That doesn’t mean that you won’t see planting. This ‘planter’ was one of the more obscure sights that I spotted this time around, being a leftover from the whaling industry. Least said about that, the better!
We also came across some almost municipal planting outside a church in Eskifjordur where these stunning meconopsis were to be found.
The weather in Iceland can really be unforgiving, especially the wind! In the East Fjords we stayed in a newly built hotel (the delightful Hotel 1001 Nott) where I was amused to see the precautions they had taken to ensure their newly planted trees had some chance of staying upright!
Which brings me on to trees. Trees in Iceland could be a topic for a blog in its own right. Deforestation occurred in the early years of the settlement and, as a result of thin soil the trees have struggled to grow back. Re-foresting Iceland is a project in itself. When we first visited in 1996, the joke about what to do if you get lost in an Icelandic forest (just stand up!) was absolutely true. Now there are trees of significant size although the area they cover is still relatively small. At the end of the day, you have to remember that Iceland, even in these days of climate change, is still mostly covered in ice.
What we tend to forget is that often the wonderfully scenic surroundings of a large country house in England, are a man-made illusion. The likes of Capability Brown and Humphrey Repton thought nothing of moving rivers or entire villages to create the perfect landscape for their wealthy clients. The Icelandic landscape, however, resists all attempts at taming it. Krysuvik might be a rather extreme example but when we visited this volcanic site on our first trip in 1996, we marvelled at the steam vent screaming boiling water out of the ground just like a kettle. When we returned in 2013 we were astonished to discover that the entire area had been re-formed by a miniature explosion that had sent rocks, boiling mud and water in all directions! In more extreme examples, earthquakes have caused entire valleys to sink by metres and in the town of Hvergerdi, as recently as 2008 an earthquake ruined many of the greenhouses used for growing vegetables.
So rather than garden outside the back door, Icelanders make the most of their natural surroundings and are fiercely protective and proud of what grows naturally. In Faskrudsfjordur we fell in love with the gullies teeming with both water and wildflowers.

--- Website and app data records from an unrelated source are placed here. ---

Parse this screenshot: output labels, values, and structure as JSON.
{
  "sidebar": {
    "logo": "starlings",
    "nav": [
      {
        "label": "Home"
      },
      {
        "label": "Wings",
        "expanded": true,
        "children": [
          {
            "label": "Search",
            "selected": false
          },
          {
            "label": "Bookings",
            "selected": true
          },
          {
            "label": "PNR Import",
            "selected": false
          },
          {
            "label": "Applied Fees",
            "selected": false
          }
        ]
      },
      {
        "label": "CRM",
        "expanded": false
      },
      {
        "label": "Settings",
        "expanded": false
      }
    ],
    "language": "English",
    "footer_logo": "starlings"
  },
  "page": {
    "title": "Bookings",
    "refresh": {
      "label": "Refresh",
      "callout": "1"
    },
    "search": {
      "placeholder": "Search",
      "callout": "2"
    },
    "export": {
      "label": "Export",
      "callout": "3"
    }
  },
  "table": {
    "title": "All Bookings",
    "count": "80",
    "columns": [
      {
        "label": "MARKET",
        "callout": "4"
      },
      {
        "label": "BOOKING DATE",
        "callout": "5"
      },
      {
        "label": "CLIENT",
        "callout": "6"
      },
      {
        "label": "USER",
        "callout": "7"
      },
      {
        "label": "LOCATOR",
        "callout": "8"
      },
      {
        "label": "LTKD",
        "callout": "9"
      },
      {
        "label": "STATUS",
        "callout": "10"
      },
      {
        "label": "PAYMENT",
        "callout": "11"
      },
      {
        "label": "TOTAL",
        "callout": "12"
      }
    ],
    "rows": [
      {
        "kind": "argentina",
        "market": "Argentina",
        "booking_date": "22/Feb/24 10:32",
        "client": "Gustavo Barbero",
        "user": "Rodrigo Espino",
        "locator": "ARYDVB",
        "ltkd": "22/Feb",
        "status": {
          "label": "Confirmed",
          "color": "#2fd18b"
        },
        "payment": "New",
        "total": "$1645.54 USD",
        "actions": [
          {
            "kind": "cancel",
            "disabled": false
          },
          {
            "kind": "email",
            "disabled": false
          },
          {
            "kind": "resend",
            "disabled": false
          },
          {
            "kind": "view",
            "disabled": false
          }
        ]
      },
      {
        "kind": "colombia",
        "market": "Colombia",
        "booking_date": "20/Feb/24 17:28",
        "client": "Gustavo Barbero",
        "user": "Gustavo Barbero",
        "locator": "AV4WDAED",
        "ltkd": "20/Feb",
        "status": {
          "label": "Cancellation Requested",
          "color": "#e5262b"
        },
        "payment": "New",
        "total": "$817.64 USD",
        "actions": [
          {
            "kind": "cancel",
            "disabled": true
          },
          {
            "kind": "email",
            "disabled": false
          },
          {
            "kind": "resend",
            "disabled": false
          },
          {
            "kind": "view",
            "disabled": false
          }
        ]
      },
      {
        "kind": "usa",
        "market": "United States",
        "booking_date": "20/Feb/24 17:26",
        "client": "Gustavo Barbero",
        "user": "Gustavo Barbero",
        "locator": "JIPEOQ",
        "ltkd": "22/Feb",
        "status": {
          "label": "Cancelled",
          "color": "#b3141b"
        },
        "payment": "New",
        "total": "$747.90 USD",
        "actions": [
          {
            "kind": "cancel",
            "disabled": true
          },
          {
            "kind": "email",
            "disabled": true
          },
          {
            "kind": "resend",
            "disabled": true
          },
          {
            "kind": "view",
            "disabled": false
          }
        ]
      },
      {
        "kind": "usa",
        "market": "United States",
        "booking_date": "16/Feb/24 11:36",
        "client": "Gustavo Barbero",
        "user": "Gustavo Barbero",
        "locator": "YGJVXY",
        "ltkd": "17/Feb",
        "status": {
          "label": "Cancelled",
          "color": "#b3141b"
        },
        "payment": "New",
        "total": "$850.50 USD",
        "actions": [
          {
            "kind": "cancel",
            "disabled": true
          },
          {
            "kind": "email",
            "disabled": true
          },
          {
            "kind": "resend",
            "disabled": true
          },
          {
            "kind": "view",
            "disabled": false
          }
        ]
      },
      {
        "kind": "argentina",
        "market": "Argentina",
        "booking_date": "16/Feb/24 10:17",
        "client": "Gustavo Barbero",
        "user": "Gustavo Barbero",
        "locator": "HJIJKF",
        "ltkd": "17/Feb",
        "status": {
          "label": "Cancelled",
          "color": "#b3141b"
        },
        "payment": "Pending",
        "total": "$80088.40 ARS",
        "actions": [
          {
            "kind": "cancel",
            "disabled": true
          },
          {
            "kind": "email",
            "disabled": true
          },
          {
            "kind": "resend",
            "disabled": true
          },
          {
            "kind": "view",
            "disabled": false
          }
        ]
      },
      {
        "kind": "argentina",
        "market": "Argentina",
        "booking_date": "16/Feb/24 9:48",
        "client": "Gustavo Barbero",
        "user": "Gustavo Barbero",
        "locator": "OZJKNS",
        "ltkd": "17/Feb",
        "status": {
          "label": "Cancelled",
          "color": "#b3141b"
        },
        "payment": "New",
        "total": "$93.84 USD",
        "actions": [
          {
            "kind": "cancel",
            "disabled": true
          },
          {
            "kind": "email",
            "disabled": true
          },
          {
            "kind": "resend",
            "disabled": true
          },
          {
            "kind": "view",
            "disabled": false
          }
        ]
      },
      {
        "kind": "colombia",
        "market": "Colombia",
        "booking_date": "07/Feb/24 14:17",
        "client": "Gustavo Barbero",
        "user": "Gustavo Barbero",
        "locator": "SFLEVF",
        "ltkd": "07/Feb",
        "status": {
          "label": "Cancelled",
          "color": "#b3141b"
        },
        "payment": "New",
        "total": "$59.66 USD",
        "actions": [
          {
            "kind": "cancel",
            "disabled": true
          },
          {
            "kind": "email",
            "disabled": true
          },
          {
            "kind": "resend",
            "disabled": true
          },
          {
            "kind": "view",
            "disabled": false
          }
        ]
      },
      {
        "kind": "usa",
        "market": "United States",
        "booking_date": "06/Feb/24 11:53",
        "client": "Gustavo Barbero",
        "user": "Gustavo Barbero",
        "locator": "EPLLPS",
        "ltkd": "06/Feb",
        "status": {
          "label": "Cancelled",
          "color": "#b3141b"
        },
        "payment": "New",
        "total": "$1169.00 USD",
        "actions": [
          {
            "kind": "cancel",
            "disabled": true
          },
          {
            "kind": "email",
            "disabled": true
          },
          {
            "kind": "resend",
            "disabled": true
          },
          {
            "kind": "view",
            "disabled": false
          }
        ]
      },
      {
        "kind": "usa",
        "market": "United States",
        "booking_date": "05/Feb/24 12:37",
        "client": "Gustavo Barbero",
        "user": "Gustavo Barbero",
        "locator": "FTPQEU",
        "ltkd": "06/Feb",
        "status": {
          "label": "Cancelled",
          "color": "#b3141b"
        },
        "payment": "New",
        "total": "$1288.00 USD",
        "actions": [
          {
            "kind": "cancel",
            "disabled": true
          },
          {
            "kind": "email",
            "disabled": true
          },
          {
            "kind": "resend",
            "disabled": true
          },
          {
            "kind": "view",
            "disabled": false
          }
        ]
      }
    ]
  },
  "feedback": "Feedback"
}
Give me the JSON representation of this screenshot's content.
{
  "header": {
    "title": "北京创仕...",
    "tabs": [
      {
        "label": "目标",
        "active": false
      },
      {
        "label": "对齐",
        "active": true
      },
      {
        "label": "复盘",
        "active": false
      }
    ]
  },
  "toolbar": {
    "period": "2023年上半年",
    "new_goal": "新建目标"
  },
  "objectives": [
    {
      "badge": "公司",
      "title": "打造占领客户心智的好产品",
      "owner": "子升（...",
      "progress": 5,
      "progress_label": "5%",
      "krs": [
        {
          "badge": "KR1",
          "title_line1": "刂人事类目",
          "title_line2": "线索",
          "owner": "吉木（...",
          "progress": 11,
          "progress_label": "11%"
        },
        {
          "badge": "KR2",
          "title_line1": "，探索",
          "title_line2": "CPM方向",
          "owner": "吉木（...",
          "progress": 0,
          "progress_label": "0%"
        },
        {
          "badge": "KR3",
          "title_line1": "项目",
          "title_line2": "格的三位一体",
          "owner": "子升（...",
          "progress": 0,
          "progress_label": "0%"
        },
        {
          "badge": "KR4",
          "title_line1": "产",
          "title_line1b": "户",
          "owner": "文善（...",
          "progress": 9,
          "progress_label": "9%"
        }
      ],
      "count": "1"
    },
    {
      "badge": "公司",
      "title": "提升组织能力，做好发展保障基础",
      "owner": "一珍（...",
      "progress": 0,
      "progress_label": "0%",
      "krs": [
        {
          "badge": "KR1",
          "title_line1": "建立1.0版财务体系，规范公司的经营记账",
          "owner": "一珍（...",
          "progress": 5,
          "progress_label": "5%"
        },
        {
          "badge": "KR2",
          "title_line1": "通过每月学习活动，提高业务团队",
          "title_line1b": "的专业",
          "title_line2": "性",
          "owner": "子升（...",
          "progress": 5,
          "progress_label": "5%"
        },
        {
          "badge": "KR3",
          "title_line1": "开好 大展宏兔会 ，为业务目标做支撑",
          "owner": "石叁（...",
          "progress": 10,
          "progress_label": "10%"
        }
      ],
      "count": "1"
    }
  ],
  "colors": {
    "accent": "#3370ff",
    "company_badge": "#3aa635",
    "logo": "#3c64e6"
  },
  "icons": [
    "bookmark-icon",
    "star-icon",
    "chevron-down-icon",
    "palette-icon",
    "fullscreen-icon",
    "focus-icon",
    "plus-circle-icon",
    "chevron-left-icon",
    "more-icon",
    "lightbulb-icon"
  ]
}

Every time we hiked to a waterfall or stopped the car in a lay-by, I was busy taking photos of the flora and fauna – so many beautiful wild flowers and the scent of wild thyme in the air.
That said, the use of lupins to halt soil erosion has led to an invasion. Swathes of previously bare landscape now glow purple. In some areas it’s very attractive but there’s no doubt that it is now the lupin that needs to be halted before ‘ice’ land becomes ‘lupinland’.
As someone who loves lupins to form part of a deep herbaceous border, brimming with colour and a little bit of chaos as plants intertwine, I can’t imagine only having plant colour for a few short months of the year with growth relatively restricted by the thin layer of soil. An herbaceous border simply wouldn’t and couldn’t exist in Iceland. Neither could some of my favourite plants – dahlias, roses, clematis, to name a few. That said, I envy the Icelanders’ range of wild flowers and grasses, a reminder of so much we have destroyed with our intensively farmed land. There is a very natural beauty to Iceland and I pray that it may stay that way but the combination of the banking crash, the subsequent massive increase in tourism and the seemingly inevitable march of climate change, mean that the landscape is under threat. It is very sad to think that, in a perhaps less than a century, an English garden could be possible in Iceland …